Over the Moon is spurred on by Fei Fei’s grief and inability to move on from the tragic loss of a family member. This is similar to Disney’s Big Hero 6 and DreamWorks’ Abominable. Big Hero 6 was a little timid around the subject of death, which is kind of silly since that’s how the story starts. It’s one of the biggest conflicts in the film, yet it’s like Disney was afraid to actually say the word “dead,” “die,” etc. I can barely remember Abominable, which probably says a lot in and of itself. But just like Over the Moon, it starred a Chinese girl who goes on a journey after one of her parents dies, and she can’t let it go. The visuals and music in Over the Moon are almost as good as what the big animation houses have been putting out. But more importantly, it’s a little more subtle and deft at handling difficult themes and challenging questions.

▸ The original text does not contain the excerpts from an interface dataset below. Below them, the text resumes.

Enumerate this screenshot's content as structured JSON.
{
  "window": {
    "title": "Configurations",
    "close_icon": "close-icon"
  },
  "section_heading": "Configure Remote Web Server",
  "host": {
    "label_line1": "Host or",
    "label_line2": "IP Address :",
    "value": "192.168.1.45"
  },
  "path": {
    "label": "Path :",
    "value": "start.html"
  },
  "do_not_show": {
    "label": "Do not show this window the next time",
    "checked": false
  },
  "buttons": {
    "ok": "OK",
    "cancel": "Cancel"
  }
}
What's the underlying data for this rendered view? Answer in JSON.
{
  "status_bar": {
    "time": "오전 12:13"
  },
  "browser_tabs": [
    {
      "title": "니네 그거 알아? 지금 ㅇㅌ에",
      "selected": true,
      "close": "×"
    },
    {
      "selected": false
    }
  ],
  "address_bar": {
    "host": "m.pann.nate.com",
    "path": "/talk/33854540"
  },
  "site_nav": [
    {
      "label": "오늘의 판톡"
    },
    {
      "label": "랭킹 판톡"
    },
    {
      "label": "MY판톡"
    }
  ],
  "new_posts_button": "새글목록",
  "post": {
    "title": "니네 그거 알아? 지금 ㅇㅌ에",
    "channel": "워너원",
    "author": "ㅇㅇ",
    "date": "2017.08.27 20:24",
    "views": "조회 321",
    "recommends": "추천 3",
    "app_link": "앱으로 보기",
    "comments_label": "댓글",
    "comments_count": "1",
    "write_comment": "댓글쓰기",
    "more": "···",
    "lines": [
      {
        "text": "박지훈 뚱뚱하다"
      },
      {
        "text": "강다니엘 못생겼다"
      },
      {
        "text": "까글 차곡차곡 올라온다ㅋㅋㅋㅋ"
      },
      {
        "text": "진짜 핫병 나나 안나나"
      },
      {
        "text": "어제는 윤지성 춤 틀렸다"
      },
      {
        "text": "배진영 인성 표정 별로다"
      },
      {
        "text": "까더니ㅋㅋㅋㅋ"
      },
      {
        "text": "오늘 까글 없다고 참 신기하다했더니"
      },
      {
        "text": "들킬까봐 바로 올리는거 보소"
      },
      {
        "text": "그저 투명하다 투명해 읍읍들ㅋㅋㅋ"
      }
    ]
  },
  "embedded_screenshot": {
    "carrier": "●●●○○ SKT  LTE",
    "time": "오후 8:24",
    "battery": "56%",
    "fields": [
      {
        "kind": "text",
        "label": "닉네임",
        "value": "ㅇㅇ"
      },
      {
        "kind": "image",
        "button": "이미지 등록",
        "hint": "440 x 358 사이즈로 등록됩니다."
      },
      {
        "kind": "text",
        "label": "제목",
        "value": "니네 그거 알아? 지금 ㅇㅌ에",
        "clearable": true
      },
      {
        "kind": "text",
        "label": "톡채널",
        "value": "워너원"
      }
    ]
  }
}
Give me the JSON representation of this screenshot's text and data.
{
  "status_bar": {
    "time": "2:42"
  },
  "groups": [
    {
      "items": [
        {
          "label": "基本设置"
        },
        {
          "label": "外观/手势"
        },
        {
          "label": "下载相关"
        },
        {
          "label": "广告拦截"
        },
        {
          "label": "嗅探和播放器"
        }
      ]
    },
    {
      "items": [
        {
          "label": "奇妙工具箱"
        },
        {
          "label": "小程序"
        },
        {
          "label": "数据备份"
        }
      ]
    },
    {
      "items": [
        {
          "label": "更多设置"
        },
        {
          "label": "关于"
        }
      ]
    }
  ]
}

Over the Moon is one of the biggest pleasant surprises in a year full of disappointments and failures. It’s not perfect; some of the comedic relief falls flat, mostly once they arrive in Luminaria. The comedy with the family is funnier, as all of their quirks bounce off of one another. I can also see some of the designs on Luminaria not being for everyone; Gobi looks like a dog but with scales and bioluminescence, and the “biker chicks” look exactly like Angry Birds. But the musical score by Steven Price is lovely and understated. The songs do the opposite of what you’d expect in a musical; Over the Moon starts out with big ensemble musical numbers, working its way down to quiet, moving songs about grief and moving on. “Yours Forever,” the love theme for Houyi and Chang’e, is sung partially in Chinese. It’s tranquil and beautiful, slowly building to a tragic revelation. I can’t praise the animation quality and style enough; I’m a sucker for animated films that incorporate a different type of animation as this one does a few times. It’s also just gorgeous and unique to experience. I would recommend this movie to anyone, but you should probably have some tissues at the ready.